Portland Press Herald news story
A historic plan to remove or bypass three dams along the Penobscot River is moving closer to reality now that a Pennsylvania company has started generating more power at other nearby dams.
PPL Corp. increased production at the Stillwater Dam in Old Town and will soon do the same at dams at West Enfield and Medway, the company announced Wednesday.
For now, the changes mean additional hydropower going into New England’s energy grid. But the increases were also recognized Wednesday as a key step in a long-range, $50 million plan to reduce the number of hydro dams on the river and open up 500 miles of long-lost habitat for Atlantic salmon and other sea-run fish.
A 2004 agreement allows for increased production at some PPL mills and calls for the removal of the Veazie and Great Works dams. The Howland Dam would be decommissioned and bypassed with a fishway, according to the plan.
The project has attracted national attention because of the collaboration among PPL, conservationists and the Penobscot Nation, and because of the impact it is expected to have on Maine’s premier salmon river.
“It’s the biggest restoration project on the East Coast,” said Laura Rose Day, executive director of the Penobscot River Restoration Trust. She and others attended an Old Town news conference Wednesday to mark what she called an important milestone in the effort to remove the dams in 2010.

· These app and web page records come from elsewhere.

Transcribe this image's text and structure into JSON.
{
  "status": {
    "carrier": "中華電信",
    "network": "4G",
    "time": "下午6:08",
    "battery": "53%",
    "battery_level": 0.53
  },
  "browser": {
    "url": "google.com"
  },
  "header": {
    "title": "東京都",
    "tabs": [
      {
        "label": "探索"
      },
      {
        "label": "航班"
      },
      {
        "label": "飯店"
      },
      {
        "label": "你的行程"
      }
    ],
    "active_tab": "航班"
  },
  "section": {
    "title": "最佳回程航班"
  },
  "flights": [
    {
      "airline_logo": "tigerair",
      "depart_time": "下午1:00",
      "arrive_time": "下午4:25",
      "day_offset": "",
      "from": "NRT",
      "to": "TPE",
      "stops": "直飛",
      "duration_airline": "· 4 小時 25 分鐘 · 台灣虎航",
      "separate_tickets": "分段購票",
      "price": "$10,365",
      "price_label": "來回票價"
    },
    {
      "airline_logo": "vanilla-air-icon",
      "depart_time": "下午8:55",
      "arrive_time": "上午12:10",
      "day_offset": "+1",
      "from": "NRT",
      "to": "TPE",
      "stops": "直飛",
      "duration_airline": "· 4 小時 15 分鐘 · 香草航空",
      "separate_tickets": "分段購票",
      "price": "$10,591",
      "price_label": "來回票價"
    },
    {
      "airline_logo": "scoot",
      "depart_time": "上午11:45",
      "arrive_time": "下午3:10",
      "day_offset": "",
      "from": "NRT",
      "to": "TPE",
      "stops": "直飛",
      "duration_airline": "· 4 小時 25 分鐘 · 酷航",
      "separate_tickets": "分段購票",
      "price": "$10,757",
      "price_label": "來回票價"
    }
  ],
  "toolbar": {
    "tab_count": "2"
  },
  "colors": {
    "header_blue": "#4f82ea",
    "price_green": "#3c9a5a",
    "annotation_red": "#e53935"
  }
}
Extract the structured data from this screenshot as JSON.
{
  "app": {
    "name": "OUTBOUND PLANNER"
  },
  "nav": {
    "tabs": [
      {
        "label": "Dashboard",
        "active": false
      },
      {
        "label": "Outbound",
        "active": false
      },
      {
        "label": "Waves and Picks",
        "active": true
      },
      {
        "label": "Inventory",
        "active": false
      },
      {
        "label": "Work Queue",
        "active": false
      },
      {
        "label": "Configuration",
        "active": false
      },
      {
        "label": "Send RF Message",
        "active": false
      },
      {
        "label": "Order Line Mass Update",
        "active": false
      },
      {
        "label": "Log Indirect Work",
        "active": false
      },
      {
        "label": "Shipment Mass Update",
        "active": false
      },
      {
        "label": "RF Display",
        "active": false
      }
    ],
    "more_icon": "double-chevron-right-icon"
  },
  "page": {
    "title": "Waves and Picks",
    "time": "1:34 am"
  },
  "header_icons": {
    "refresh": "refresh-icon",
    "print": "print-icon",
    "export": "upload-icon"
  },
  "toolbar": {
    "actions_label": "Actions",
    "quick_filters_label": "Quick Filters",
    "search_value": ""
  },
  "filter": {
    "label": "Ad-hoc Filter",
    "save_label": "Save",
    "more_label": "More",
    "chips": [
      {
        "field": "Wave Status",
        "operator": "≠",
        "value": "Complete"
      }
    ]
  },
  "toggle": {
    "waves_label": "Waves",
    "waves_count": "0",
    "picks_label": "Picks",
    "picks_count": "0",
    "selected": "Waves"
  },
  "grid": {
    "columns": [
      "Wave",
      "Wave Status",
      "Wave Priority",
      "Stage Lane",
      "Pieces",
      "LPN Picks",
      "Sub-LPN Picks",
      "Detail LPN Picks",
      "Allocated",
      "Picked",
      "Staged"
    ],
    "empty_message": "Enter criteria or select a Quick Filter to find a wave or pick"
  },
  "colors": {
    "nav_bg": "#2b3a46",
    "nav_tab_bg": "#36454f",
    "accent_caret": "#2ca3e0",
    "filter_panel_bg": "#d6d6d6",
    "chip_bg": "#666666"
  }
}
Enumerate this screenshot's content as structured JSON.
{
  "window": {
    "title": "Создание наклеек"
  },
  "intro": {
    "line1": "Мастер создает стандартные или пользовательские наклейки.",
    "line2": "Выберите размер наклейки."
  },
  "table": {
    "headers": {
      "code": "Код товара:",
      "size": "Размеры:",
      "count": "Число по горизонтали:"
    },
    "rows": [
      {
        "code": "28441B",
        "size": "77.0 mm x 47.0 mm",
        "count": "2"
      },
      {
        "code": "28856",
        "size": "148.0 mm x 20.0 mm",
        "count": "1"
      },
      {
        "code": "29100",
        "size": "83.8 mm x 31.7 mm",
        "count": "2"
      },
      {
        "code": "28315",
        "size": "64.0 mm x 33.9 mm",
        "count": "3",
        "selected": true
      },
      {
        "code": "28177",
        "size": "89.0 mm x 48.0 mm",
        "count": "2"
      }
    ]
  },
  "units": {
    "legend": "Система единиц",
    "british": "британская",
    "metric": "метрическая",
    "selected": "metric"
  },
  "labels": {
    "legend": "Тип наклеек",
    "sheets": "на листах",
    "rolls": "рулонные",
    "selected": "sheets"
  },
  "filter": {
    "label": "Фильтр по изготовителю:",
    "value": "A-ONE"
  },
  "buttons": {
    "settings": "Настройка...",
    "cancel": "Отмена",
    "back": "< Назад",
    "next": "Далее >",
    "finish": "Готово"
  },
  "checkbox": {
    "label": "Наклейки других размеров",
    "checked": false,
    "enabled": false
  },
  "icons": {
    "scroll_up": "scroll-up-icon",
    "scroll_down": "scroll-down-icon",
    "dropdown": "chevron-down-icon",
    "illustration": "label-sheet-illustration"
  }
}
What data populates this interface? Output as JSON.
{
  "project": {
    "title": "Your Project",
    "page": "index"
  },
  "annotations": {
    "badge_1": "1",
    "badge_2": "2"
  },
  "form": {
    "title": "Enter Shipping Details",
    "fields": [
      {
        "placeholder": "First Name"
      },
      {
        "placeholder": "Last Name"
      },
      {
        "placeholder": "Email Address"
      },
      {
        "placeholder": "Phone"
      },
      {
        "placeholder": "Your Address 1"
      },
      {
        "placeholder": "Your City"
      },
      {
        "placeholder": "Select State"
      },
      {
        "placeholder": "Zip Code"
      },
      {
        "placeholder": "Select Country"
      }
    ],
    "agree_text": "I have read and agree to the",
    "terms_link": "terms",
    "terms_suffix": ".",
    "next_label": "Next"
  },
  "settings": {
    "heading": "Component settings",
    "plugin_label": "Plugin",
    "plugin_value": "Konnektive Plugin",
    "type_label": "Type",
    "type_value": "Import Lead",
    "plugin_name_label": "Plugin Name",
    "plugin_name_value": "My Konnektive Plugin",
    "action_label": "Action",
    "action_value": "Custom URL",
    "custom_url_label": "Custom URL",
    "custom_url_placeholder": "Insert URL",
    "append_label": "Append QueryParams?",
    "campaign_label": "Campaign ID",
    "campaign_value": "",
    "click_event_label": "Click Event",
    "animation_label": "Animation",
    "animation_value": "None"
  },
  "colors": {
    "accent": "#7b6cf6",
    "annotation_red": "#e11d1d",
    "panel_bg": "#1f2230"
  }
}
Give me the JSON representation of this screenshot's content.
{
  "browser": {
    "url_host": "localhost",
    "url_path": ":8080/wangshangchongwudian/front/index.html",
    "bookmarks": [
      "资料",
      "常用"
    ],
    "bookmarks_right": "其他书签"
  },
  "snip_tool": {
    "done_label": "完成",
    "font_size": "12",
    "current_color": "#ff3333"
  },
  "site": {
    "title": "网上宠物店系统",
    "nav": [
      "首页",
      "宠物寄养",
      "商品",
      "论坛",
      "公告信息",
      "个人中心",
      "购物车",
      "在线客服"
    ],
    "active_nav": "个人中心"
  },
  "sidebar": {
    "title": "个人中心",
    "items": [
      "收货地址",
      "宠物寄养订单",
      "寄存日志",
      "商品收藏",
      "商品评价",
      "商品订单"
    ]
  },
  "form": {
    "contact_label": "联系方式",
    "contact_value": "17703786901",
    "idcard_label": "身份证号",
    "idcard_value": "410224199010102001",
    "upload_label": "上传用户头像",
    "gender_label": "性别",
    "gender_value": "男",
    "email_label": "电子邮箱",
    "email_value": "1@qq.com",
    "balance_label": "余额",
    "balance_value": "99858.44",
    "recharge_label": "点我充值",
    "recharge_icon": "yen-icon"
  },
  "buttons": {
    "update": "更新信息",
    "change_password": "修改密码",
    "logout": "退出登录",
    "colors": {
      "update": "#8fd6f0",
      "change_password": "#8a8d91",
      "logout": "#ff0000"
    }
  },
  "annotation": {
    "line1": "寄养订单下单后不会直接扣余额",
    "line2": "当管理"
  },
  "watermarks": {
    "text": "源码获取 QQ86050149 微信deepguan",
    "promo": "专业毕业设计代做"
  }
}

The trust, which includes six conservation groups and the Penobscot Nation, is working to raise about $25 million to buy the three dams from PPL. It will cost as much as $25 million more to remove or decommission them.
“We’re about a third of the way there” to financing the purchase, Day said. The project so far has been awarded $3.5 million in federal money and $4.5 million in private money. While private fundraising is continuing, the trust is pressing for much more federal aid because of the project’s potential for restoring salmon and other fish, Day said.
In addition to the purchase price, members of the trust also agreed not to oppose relicensing of the other dams to make it possible for PPL to increase power production.
The increased power production announced Wednesday is good for consumers, as well as the river, PPL spokesman Paul Wirth said, because of the additional hydropower flowing onto the grid. “It’s really the first major benefit of this agreement for the community,” he said.
To boost power production, the company simply used wooden boards to raise the level of the Stillwater Dam by one foot. “That gives more water pressure, which provides more energy output,” Wirth said.
When all three dams are raised in the same way, they will produce an additional 10,000 megawatt hours of electricity a year, enough to power 1,000 homes, he said.
The accord gives the company the ability to increase production at some other dams as well. That would require more of an investment in equipment and technology, and the company has no immediate plans to modify the other dams, he said.
Restoration advocates said the changes were a first step toward a new balance between energy and ecology on the river.
“This is very unique nationally – worldwide – that this type of collaboration has come together,” said Cheryl Daigle, spokeswoman for the trust. “It’s all about restoring the river for these historic runs of fish, but at the same time balancing the hydropower production.”>/p>